## What is needed:
All lines that hold the string "请谨慎辨别" should be copied. Find them in the listing below.

## Record extracts:
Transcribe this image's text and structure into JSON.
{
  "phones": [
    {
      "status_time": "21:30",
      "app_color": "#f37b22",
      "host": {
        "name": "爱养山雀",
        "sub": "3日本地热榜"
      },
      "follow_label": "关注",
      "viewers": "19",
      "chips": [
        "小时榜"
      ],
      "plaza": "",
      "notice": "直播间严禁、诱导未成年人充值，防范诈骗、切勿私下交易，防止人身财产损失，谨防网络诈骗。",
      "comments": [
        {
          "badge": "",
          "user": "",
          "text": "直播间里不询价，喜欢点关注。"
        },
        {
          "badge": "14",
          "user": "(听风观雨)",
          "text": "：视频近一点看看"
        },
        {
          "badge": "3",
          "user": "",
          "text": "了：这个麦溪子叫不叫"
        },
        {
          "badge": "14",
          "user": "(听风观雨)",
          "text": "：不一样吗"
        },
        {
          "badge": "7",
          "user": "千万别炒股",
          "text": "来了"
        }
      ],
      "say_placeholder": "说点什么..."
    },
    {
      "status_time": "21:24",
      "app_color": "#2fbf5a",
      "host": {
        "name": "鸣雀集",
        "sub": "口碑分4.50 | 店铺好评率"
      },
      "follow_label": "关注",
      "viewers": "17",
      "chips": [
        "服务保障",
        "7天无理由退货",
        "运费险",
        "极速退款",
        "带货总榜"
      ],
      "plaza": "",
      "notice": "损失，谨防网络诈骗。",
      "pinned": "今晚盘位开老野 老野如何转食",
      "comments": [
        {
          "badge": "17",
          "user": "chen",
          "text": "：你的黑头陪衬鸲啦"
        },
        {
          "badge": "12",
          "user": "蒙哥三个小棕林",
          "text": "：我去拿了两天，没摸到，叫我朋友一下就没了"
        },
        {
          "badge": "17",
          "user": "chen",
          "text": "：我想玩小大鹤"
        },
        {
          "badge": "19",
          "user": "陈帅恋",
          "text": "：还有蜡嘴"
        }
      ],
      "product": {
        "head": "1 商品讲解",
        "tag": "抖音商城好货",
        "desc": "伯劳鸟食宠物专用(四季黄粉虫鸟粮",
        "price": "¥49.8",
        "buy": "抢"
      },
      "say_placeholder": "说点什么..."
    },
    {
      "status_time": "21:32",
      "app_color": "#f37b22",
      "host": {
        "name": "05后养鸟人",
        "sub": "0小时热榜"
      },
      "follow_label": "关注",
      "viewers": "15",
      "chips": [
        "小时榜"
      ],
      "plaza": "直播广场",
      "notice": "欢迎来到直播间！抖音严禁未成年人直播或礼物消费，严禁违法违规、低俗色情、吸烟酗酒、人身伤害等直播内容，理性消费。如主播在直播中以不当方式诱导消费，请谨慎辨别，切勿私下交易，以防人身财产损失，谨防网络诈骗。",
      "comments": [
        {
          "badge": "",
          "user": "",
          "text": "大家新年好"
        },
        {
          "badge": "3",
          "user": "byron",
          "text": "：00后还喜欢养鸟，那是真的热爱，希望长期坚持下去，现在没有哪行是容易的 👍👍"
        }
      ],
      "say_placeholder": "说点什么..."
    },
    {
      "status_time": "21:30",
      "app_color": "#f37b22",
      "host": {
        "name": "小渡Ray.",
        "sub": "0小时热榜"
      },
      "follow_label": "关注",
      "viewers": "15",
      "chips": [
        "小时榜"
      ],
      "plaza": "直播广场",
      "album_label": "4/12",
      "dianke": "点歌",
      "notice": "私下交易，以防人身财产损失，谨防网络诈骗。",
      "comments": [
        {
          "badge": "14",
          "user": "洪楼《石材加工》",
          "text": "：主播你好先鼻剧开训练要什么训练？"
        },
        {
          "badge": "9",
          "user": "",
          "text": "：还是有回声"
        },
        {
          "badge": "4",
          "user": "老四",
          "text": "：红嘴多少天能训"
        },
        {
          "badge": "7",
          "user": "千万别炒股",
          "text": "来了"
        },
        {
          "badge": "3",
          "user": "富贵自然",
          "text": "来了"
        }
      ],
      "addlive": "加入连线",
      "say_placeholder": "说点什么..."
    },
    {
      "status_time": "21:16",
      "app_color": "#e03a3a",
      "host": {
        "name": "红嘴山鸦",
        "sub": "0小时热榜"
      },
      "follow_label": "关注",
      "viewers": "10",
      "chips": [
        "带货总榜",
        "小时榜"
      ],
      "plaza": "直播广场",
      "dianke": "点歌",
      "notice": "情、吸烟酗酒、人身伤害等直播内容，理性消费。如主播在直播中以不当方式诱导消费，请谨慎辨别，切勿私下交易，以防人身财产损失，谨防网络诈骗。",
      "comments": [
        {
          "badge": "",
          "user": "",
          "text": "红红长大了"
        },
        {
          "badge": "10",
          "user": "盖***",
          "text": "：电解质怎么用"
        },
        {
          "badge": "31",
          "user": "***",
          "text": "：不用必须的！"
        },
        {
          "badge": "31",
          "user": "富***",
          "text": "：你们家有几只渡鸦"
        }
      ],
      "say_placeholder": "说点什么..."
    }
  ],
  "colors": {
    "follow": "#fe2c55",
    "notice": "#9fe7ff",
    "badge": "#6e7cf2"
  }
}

## Answer to the exercise:
      "notice": "欢迎来到直播间！抖音严禁未成年人直播或礼物消费，严禁违法违规、低俗色情、吸烟酗酒、人身伤害等直播内容，理性消费。如主播在直播中以不当方式诱导消费，请谨慎辨别，切勿私下交易，以防人身财产损失，谨防网络诈骗。",
      "notice": "情、吸烟酗酒、人身伤害等直播内容，理性消费。如主播在直播中以不当方式诱导消费，请谨慎辨别，切勿私下交易，以防人身财产损失，谨防网络诈骗。",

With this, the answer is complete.